Exact copies of all the lines below are required.

*** Task inputs Section Begins ***

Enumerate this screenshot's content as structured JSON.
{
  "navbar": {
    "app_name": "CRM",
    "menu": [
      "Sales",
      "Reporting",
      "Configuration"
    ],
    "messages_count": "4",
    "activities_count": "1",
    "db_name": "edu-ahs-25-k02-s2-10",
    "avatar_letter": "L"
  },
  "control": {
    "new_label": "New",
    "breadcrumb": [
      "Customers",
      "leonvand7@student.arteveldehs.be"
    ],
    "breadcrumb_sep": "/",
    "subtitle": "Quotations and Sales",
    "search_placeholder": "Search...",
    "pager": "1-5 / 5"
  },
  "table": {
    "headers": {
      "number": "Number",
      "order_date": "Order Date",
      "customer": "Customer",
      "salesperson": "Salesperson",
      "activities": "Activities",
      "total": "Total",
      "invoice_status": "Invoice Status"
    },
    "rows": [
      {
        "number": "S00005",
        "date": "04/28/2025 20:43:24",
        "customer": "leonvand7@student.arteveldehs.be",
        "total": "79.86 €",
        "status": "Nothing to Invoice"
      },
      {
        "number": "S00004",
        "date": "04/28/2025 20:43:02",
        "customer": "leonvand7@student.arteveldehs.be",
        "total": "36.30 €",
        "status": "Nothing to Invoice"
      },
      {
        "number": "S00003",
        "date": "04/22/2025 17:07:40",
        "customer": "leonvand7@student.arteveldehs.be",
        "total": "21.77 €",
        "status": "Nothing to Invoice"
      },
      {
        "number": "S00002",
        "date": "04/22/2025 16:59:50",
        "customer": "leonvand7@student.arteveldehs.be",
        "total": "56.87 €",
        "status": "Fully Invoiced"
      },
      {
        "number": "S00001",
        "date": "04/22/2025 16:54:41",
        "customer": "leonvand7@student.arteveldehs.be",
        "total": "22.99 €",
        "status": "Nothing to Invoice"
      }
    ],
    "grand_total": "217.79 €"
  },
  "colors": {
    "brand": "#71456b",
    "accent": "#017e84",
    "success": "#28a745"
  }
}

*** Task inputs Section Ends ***

**Written solution:**
Enumerate this screenshot's content as structured JSON.
{
  "navbar": {
    "app_name": "CRM",
    "menu": [
      "Sales",
      "Reporting",
      "Configuration"
    ],
    "messages_count": "4",
    "activities_count": "1",
    "db_name": "edu-ahs-25-k02-s2-10",
    "avatar_letter": "L"
  },
  "control": {
    "new_label": "New",
    "breadcrumb": [
      "Customers",
      "leonvand7@student.arteveldehs.be"
    ],
    "breadcrumb_sep": "/",
    "subtitle": "Quotations and Sales",
    "search_placeholder": "Search...",
    "pager": "1-5 / 5"
  },
  "table": {
    "headers": {
      "number": "Number",
      "order_date": "Order Date",
      "customer": "Customer",
      "salesperson": "Salesperson",
      "activities": "Activities",
      "total": "Total",
      "invoice_status": "Invoice Status"
    },
    "rows": [
      {
        "number": "S00005",
        "date": "04/28/2025 20:43:24",
        "customer": "leonvand7@student.arteveldehs.be",
        "total": "79.86 €",
        "status": "Nothing to Invoice"
      },
      {
        "number": "S00004",
        "date": "04/28/2025 20:43:02",
        "customer": "leonvand7@student.arteveldehs.be",
        "total": "36.30 €",
        "status": "Nothing to Invoice"
      },
      {
        "number": "S00003",
        "date": "04/22/2025 17:07:40",
        "customer": "leonvand7@student.arteveldehs.be",
        "total": "21.77 €",
        "status": "Nothing to Invoice"
      },
      {
        "number": "S00002",
        "date": "04/22/2025 16:59:50",
        "customer": "leonvand7@student.arteveldehs.be",
        "total": "56.87 €",
        "status": "Fully Invoiced"
      },
      {
        "number": "S00001",
        "date": "04/22/2025 16:54:41",
        "customer": "leonvand7@student.arteveldehs.be",
        "total": "22.99 €",
        "status": "Nothing to Invoice"
      }
    ],
    "grand_total": "217.79 €"
  },
  "colors": {
    "brand": "#71456b",
    "accent": "#017e84",
    "success": "#28a745"
  }
}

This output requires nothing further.